It may well be apparent by now that one of my favourite pastimes is nitpicking at things.   And a little while back, I watched this:

On one hand, he’s got a darned good point.

Then again, I fell this doesn’t cover the entire thing.  Here’s my take.

I have been absolutely forbidden from talking during movies by my uncle.  I nitpick too much.  I make sarcastic comments.  This throws him out of the movie, and I can respect that.  I do tend to be much more detached from movies; I like to think it’s because I’m discerning enough (or mired enough in my English degree) that I pick up this stuff. 

Does this mean I don’t enjoy the movie?  If I’m nitpicking, does it mean that I’m not immersed?

No, I don’t really think it does.  I absolutely adore the Mummy movies (the first two, at least).  They’re my exam fodder.  I put them on when I’m doing other things as well, because I totally don’t need to pay attention, but they’re still fun.  Same thing with the Matrix movies: I still rewatch them and enjoy them (even the second and maybe the third movie – more on that in a later post, I think).  Does that mean I don’t point out that scarabs don’t eat people, that the sun would have hit the pyramid first before the valley floor, so the kid should really be dead already?  Does it mean that I ignore that if your mind makes muscle damage and bleeding real, the body shouldn’t be atrophied when it comes out of the pod, or that just starting Trinity’s heart pumping again should have meant she bled out more, rather than that she started living again?  Not at all.  I notice, discuss and rationalise all these things.

And here’s where I deviate from the Nostalgia critic.  He says that you shouldn’t be noticing these things, and yes, I agree.  But I don’t think that it’s necessarily a failure if you do.  Most of my friends are perfectly capable of enjoying a movie while also pointing out its flaws.  In fact, I can’t imagine enjoying many movies quite so much if I wasn’t also pointing out the little things while I was going along, for one reason: If I didn’t notice what was going wrong, I wouldn’t notice what was going absolutely right.  If you’re at all mythologically minded – Irish mythology in particular – or have interest in visual media, go and find Secret of Kells.  It’s a gorgeous movie, and if I wasn’t so used to pointing out flaws in other movies, I would never have noticed the significance of the beach at the end, the way each character is animated which reflects and builds on their personality, the tiny mythological references in the shadows and in the character of Aisling.  I adore that movie because of the depth of thought it shows, and I wouldn’t enjoy it half as much if I wasn’t motivated to watch for those things.

And I entirely agree with the point the Nostalgia Critic makes, that if you notice what goes wrong, you know how to make something better.  As someone aspiring to be an artist, noticing these quirks of storytelling is possibly the most important thing for me to improve my art.
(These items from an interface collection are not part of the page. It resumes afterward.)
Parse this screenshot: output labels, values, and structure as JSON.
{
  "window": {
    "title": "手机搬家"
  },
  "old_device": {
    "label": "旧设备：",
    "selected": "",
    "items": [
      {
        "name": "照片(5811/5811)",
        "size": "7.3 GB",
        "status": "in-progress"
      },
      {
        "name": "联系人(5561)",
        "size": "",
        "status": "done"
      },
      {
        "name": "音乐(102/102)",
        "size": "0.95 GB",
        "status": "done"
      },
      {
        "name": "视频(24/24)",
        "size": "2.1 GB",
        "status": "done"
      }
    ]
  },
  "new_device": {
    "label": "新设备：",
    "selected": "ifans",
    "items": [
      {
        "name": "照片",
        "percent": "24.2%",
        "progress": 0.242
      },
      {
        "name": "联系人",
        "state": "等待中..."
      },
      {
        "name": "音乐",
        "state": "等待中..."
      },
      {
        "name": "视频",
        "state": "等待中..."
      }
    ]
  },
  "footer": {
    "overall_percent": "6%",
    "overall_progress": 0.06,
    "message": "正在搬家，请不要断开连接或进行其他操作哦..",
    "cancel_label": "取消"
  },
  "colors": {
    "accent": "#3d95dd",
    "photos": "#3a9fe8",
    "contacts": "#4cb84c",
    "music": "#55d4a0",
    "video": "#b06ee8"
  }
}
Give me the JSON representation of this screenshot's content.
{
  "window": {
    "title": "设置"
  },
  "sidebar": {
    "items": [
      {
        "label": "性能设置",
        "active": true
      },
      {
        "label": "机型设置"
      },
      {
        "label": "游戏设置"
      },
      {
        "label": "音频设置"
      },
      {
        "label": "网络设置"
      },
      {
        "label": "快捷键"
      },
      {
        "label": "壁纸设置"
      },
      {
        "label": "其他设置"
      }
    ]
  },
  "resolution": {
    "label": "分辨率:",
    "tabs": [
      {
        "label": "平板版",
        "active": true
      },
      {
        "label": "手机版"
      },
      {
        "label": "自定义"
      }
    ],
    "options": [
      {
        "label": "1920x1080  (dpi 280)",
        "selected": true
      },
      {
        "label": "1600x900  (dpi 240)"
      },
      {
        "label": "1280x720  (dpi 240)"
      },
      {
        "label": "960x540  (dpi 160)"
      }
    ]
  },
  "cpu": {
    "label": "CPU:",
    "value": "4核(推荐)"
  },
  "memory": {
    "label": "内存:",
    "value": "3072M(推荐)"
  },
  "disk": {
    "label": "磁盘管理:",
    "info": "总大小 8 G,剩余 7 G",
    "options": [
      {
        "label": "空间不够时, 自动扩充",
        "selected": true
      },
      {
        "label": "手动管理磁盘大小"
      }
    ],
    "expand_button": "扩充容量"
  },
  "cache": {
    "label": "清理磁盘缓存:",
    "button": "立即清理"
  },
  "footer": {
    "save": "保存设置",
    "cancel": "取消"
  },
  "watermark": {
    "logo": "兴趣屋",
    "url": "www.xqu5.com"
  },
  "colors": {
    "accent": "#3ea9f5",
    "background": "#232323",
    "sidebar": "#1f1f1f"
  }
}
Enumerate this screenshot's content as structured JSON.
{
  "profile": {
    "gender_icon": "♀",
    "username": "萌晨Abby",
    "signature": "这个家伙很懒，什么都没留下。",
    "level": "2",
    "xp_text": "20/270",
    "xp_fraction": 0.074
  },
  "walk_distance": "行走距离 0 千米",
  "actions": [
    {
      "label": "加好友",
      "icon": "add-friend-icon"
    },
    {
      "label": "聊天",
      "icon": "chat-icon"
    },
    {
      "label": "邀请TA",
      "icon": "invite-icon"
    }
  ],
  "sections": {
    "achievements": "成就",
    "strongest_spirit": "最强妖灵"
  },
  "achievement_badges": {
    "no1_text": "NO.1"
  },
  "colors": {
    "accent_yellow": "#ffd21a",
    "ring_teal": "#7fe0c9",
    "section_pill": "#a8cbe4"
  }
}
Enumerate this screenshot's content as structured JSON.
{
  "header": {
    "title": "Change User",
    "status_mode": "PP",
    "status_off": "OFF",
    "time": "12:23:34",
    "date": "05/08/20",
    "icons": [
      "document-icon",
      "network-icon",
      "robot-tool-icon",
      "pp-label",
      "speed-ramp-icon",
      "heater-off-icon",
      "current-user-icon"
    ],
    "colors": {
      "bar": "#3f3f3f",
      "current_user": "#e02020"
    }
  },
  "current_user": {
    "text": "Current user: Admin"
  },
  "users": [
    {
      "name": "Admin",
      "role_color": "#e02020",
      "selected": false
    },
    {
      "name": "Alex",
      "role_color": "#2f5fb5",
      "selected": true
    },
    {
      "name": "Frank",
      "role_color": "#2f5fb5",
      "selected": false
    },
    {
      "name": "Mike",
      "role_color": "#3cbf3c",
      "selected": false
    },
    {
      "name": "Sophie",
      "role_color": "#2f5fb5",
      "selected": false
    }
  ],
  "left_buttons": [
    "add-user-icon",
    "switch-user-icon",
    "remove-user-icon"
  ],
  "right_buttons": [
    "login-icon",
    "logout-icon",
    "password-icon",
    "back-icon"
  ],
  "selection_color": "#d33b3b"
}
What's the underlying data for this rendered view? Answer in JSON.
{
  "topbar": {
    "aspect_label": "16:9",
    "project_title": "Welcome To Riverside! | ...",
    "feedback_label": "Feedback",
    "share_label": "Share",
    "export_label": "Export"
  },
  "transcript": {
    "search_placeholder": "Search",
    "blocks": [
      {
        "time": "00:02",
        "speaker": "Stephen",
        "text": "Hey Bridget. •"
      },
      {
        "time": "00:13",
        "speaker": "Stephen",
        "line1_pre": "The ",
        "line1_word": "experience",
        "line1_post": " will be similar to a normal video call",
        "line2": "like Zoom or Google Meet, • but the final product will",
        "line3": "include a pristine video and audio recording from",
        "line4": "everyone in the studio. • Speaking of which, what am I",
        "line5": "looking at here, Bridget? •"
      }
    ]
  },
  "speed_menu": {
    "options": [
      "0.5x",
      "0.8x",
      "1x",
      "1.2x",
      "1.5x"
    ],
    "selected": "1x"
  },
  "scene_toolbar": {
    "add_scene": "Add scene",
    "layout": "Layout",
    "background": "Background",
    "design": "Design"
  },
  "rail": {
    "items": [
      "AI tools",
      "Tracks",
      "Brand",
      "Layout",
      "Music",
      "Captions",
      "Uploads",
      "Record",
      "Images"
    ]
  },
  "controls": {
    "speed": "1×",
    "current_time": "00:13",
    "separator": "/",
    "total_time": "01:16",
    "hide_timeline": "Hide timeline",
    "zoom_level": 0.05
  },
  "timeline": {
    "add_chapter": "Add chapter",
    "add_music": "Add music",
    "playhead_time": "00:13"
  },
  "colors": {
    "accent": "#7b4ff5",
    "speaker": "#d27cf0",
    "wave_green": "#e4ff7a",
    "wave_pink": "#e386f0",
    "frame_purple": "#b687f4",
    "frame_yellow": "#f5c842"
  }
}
Time Travel Plots are Usually Disappointing

Doctor Who fans, you can stop beating on my door now.

Time travel is a pretty tricky ball of wax at the best of times, even in shows and books that don’t take themselves seriously.  Most people with even a passing knowledge of science will give you a thousand and one reasons why they usually fall into plot holes, sometimes without even touching the Grandfather paradox.  Basically, the only way to deal with time travel is to make it internally consistent and hope.  I’m no scientist, and I’m fully prepared to accept “this is how time travel works in this universe”, provided a show stays within its own rules.

But then there’s a whole other side of it.  Maybe your plot involves time travelling a short way back, maybe only a day or a week or even a month, to stop yourself from doing something stupid, or to stop a friend from being killed.  It’s probably a Deus Ex Machina unless it’s the point of the whole story, but hey, if it works, it works.

What happens if you go back further?  This is the part that gets really difficult.  Let’s pick some common historial eras that seem to show up pretty often.

Victorian era London sounds easy – let’s start there.  That’s 200 years ago, beginning around 1840, after the Industrial Revolution.  Well, first off, you’re probably looking at enforced vegetarianism.  The Industrial Revolution pretty much killed off agriculture around London as everyone moved in for the factories, so meat took a pretty long trip to get there. With no effective refrigeration.  So good, fresh meat was not exactly a common thing.  Everyone seems to harp on sanitation and medicine, too, which is fair enough.  Not to mention that most clothes worn today would probably get you arrested for vagrancy.

Go back further, and the problems multiply.  Our lives are so disinfected today that go back a couple hundred years, and you’re unable to eat food without being violently ill from several orifices.

But hey, time travel books aren’t about being historically accurate or true to life.  These things can be glossed over, and people who complain too much about them may well just be nitpicking.  What’s the one thing that kills time travel plots?

Linguistics.  Shakespeare (or Shakespear, or whatever the fashionable spelling is now) didn’t speak Old English, and he didn’t write it.  He spoke Early Modern English, at best.  Even Chaucer didn’t actually write Old English – he was Middle English.

Beowulf is Old English.

To put that in perspective, you can reliably understand what someone is saying to about 400 years ago – that’s around Shakespeare and John Donne, and yeah, you’re not going to communicate instantly.  Chaucer times (700 years ago-ish), English sounded like a combination of French and Scottish (which is kind of hilarious, taken in historical context), and before that, it was pretty much German.

But, OK, linguistic differences going back that far are pretty much the sanitation thing all over again.  It’s just nitpicking about facts, after all.  The problem is, unless you’re travelling only a few decades back, it’s going to be just about impossible to write dialogue and not sound completely clumsy.

You don’t really have any good options with this one: either everyone sounds the same, which just seems really odd, or you go with a more ‘old-fashioned’ speech for the appropriate characters, in which case they generally sound ultra-formal and stilted.  Slang will be much the same, because no matter how hard you try, “Zounds!” will never sound like a strong expletive.  It takes an incredibly deft touch to walk the line between anachronism and stilted dialogue, and it’s always a bit painful to watch an author fail.

Or, you know, just time travel to the future and make the whole thing up.  That’s cool, too.